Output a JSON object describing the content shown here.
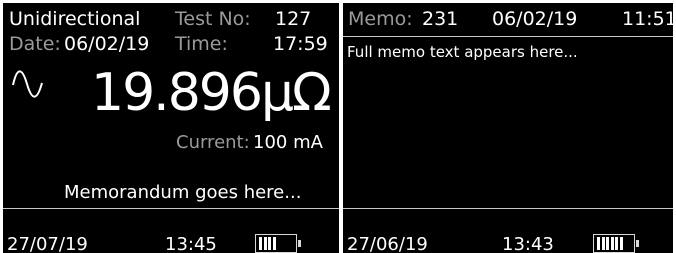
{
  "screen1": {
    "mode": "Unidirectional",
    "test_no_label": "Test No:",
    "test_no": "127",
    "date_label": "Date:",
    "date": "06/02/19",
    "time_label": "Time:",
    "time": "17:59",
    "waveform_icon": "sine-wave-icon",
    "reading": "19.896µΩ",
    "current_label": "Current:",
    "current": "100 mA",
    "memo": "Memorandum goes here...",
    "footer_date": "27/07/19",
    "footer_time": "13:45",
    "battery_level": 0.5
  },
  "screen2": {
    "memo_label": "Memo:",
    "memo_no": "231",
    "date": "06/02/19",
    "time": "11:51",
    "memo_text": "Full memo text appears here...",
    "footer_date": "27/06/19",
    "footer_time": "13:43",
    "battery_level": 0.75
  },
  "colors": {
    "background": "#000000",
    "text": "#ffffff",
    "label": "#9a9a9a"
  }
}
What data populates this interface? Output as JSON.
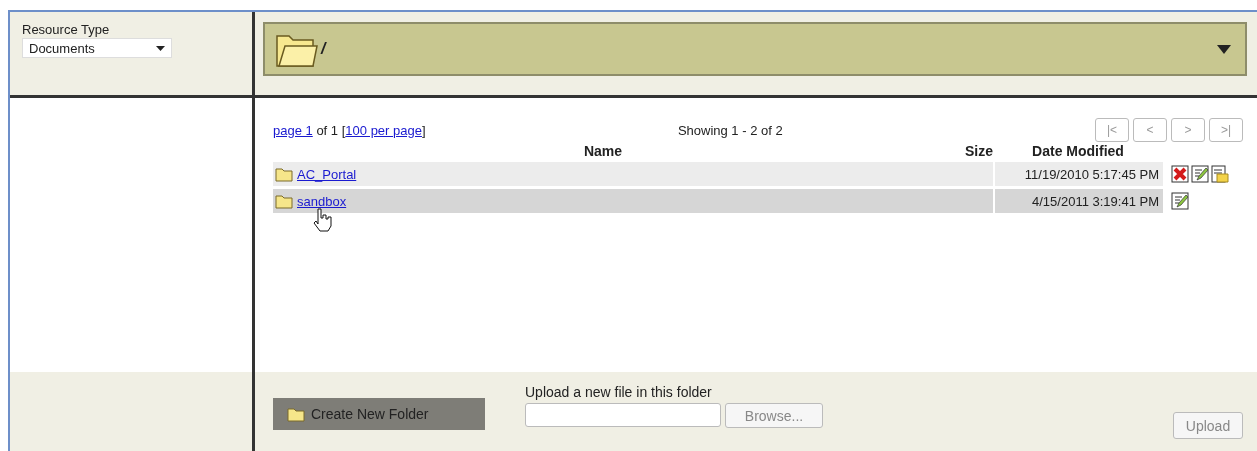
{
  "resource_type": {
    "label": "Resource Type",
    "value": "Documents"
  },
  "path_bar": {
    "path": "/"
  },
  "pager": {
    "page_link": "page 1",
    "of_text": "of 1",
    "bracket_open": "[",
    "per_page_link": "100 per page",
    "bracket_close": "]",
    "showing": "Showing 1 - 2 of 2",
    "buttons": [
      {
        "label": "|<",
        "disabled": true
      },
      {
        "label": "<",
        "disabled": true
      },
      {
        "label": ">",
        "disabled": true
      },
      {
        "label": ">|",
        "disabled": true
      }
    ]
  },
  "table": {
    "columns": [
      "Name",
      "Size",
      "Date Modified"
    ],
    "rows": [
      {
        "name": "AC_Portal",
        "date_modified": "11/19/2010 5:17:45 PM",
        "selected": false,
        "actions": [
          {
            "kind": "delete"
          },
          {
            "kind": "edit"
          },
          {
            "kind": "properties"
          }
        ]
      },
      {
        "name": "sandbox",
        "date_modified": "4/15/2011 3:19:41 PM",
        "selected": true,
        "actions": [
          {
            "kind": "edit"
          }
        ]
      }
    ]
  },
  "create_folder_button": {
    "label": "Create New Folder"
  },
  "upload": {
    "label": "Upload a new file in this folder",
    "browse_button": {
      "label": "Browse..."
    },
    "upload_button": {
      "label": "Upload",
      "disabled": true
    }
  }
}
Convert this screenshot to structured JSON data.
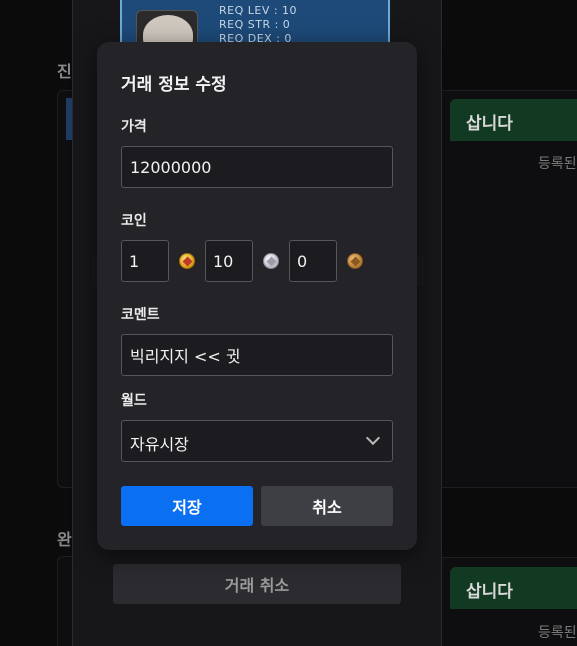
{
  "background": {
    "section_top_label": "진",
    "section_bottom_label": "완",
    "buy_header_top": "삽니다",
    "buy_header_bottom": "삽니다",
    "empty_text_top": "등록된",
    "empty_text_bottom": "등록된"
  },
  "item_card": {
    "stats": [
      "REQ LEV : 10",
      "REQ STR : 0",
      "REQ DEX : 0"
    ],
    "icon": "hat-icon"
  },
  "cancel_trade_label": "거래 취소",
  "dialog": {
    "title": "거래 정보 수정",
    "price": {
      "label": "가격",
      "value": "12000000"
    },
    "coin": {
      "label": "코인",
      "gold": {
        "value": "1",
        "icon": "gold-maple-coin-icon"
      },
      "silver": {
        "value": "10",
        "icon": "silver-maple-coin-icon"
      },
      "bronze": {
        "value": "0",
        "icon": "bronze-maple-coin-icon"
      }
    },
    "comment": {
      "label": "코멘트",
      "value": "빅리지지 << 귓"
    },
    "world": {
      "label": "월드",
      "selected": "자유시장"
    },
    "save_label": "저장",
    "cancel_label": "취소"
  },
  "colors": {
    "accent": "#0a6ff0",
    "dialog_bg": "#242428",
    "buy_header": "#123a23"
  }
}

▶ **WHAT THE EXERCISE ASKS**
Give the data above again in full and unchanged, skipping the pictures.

▶ **RESULT OF THIS TASK**
Output a JSON object describing the content shown here.
{
  "screen1": {
    "mode": "Unidirectional",
    "test_no_label": "Test No:",
    "test_no": "127",
    "date_label": "Date:",
    "date": "06/02/19",
    "time_label": "Time:",
    "time": "17:59",
    "waveform_icon": "sine-wave-icon",
    "reading": "19.896µΩ",
    "current_label": "Current:",
    "current": "100 mA",
    "memo": "Memorandum goes here...",
    "footer_date": "27/07/19",
    "footer_time": "13:45",
    "battery_level": 0.5
  },
  "screen2": {
    "memo_label": "Memo:",
    "memo_no": "231",
    "date": "06/02/19",
    "time": "11:51",
    "memo_text": "Full memo text appears here...",
    "footer_date": "27/06/19",
    "footer_time": "13:43",
    "battery_level": 0.75
  },
  "colors": {
    "background": "#000000",
    "text": "#ffffff",
    "label": "#9a9a9a"
  }
}
What data populates this interface? Output as JSON.
{
  "resource_type": {
    "label": "Resource Type",
    "value": "Documents"
  },
  "path_bar": {
    "path": "/"
  },
  "pager": {
    "page_link": "page 1",
    "of_text": "of 1",
    "bracket_open": "[",
    "per_page_link": "100 per page",
    "bracket_close": "]",
    "showing": "Showing 1 - 2 of 2",
    "buttons": [
      {
        "label": "|<",
        "disabled": true
      },
      {
        "label": "<",
        "disabled": true
      },
      {
        "label": ">",
        "disabled": true
      },
      {
        "label": ">|",
        "disabled": true
      }
    ]
  },
  "table": {
    "columns": [
      "Name",
      "Size",
      "Date Modified"
    ],
    "rows": [
      {
        "name": "AC_Portal",
        "date_modified": "11/19/2010 5:17:45 PM",
        "selected": false,
        "actions": [
          {
            "kind": "delete"
          },
          {
            "kind": "edit"
          },
          {
            "kind": "properties"
          }
        ]
      },
      {
        "name": "sandbox",
        "date_modified": "4/15/2011 3:19:41 PM",
        "selected": true,
        "actions": [
          {
            "kind": "edit"
          }
        ]
      }
    ]
  },
  "create_folder_button": {
    "label": "Create New Folder"
  },
  "upload": {
    "label": "Upload a new file in this folder",
    "browse_button": {
      "label": "Browse..."
    },
    "upload_button": {
      "label": "Upload",
      "disabled": true
    }
  }
}
Convert this screenshot to structured JSON data.
{
  "background": {
    "section_top_label": "진",
    "section_bottom_label": "완",
    "buy_header_top": "삽니다",
    "buy_header_bottom": "삽니다",
    "empty_text_top": "등록된",
    "empty_text_bottom": "등록된"
  },
  "item_card": {
    "stats": [
      "REQ LEV : 10",
      "REQ STR : 0",
      "REQ DEX : 0"
    ],
    "icon": "hat-icon"
  },
  "cancel_trade_label": "거래 취소",
  "dialog": {
    "title": "거래 정보 수정",
    "price": {
      "label": "가격",
      "value": "12000000"
    },
    "coin": {
      "label": "코인",
      "gold": {
        "value": "1",
        "icon": "gold-maple-coin-icon"
      },
      "silver": {
        "value": "10",
        "icon": "silver-maple-coin-icon"
      },
      "bronze": {
        "value": "0",
        "icon": "bronze-maple-coin-icon"
      }
    },
    "comment": {
      "label": "코멘트",
      "value": "빅리지지 << 귓"
    },
    "world": {
      "label": "월드",
      "selected": "자유시장"
    },
    "save_label": "저장",
    "cancel_label": "취소"
  },
  "colors": {
    "accent": "#0a6ff0",
    "dialog_bg": "#242428",
    "buy_header": "#123a23"
  }
}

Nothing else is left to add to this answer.